Project description:Bacterial contact-dependent growth inhibition (CDI) systems are two-partner secretion systems in which toxic CdiA proteins are exported on the outer membrane by cognate transporter CdiB proteins. Upon binding to specific receptors, the C-terminal toxic (CT) domain, detached from CdiA, is delivered to neighbouring cells. Contacts inhibit the growth of not-self-bacteria, lacking immunity proteins co-expressed with CdiA, but promote cooperative behaviours in "self" bacteria, favouring the formation of biofilm structures. The Acinetobacter baylyi ADP1 strain features two CdiA, which differ significantly in size and have different CT domains. Homologous proteins sharing the same CT domains have been identified in A. baumannii. The growth inhibition property of the two A. baylyi CdiA proteins was supported by competition assays between wild-type cells and mutants lacking immunity genes. However, neither protein plays a role in biofilm formation or adherence to epithelial cells, as proved by assays carried out with knockout mutants. Inhibitory and stimulatory properties may be similarly uncoupled in A. baumannii proteins.

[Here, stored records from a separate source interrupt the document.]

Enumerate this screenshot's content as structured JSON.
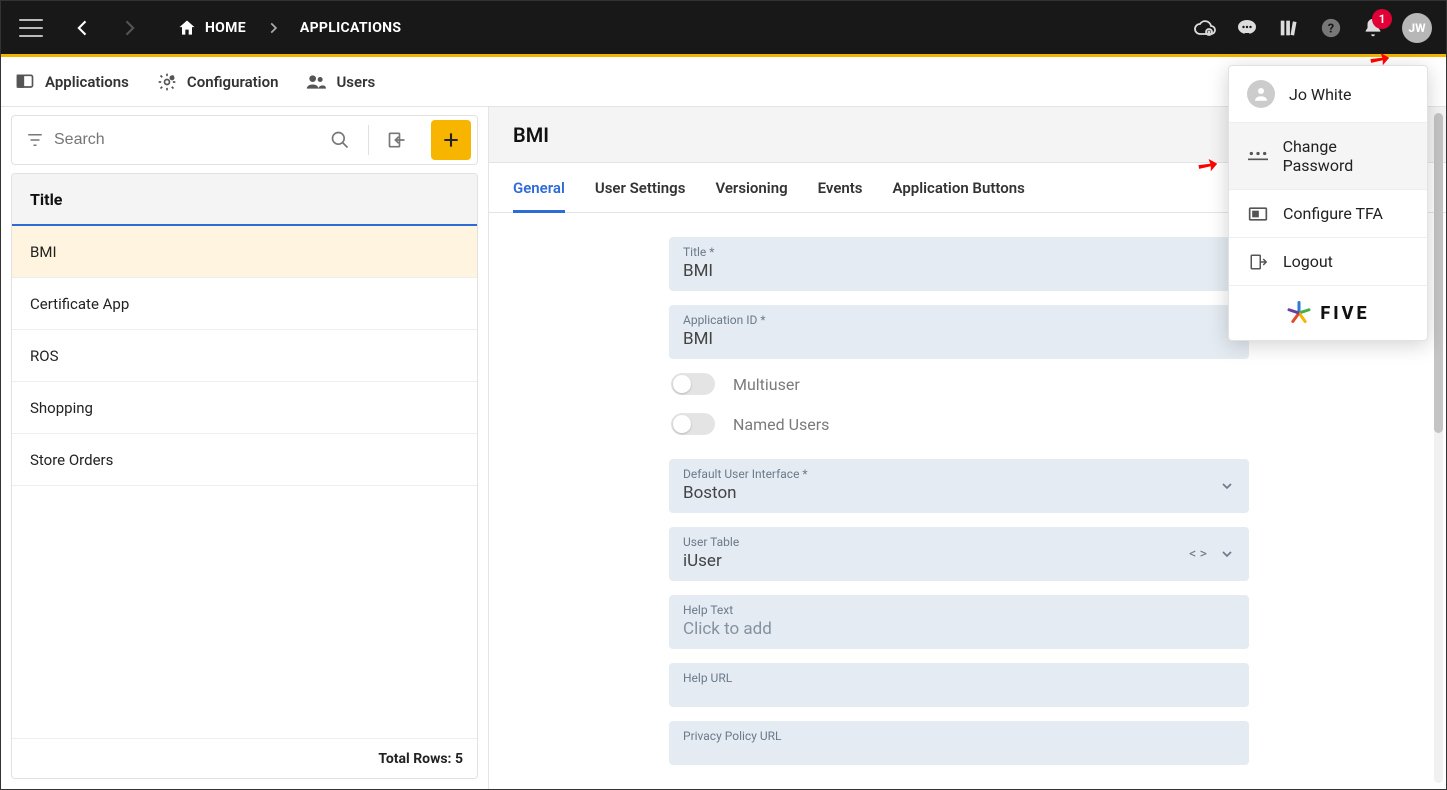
{
  "topbar": {
    "home_label": "HOME",
    "crumb_label": "APPLICATIONS",
    "badge_count": "1",
    "avatar_initials": "JW"
  },
  "secnav": {
    "items": [
      {
        "label": "Applications"
      },
      {
        "label": "Configuration"
      },
      {
        "label": "Users"
      }
    ]
  },
  "search": {
    "placeholder": "Search"
  },
  "list": {
    "header": "Title",
    "rows": [
      "BMI",
      "Certificate App",
      "ROS",
      "Shopping",
      "Store Orders"
    ],
    "footer": "Total Rows: 5"
  },
  "detail": {
    "title": "BMI",
    "tabs": [
      "General",
      "User Settings",
      "Versioning",
      "Events",
      "Application Buttons"
    ],
    "fields": {
      "title_label": "Title *",
      "title_value": "BMI",
      "appid_label": "Application ID *",
      "appid_value": "BMI",
      "multiuser_label": "Multiuser",
      "namedusers_label": "Named Users",
      "defui_label": "Default User Interface *",
      "defui_value": "Boston",
      "usertable_label": "User Table",
      "usertable_value": "iUser",
      "helptext_label": "Help Text",
      "helptext_value": "Click to add",
      "helpurl_label": "Help URL",
      "privacy_label": "Privacy Policy URL"
    }
  },
  "usermenu": {
    "username": "Jo White",
    "change_password": "Change Password",
    "configure_tfa": "Configure TFA",
    "logout": "Logout",
    "brand": "FIVE"
  }
}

Project description:bla(SIM-1) and bla(OXA-23) were codetected in clinical carbapenem-resistant Acinetobacter baylyi strain NB09A30. Both of carbapenemase genes were located on a large plasmid (ca. 360 kb). bla(SIM-1) was found as a gene cassette inserted into a class 1 integron identical to that determined in Acinetobacter sp. isolates from South Korea. The genetic structure of bla(OXA-23) in NB09A30 was different from that in the prevalent Acinetobacter baumannii of clonal complex 92 (CC92) from the same hospital.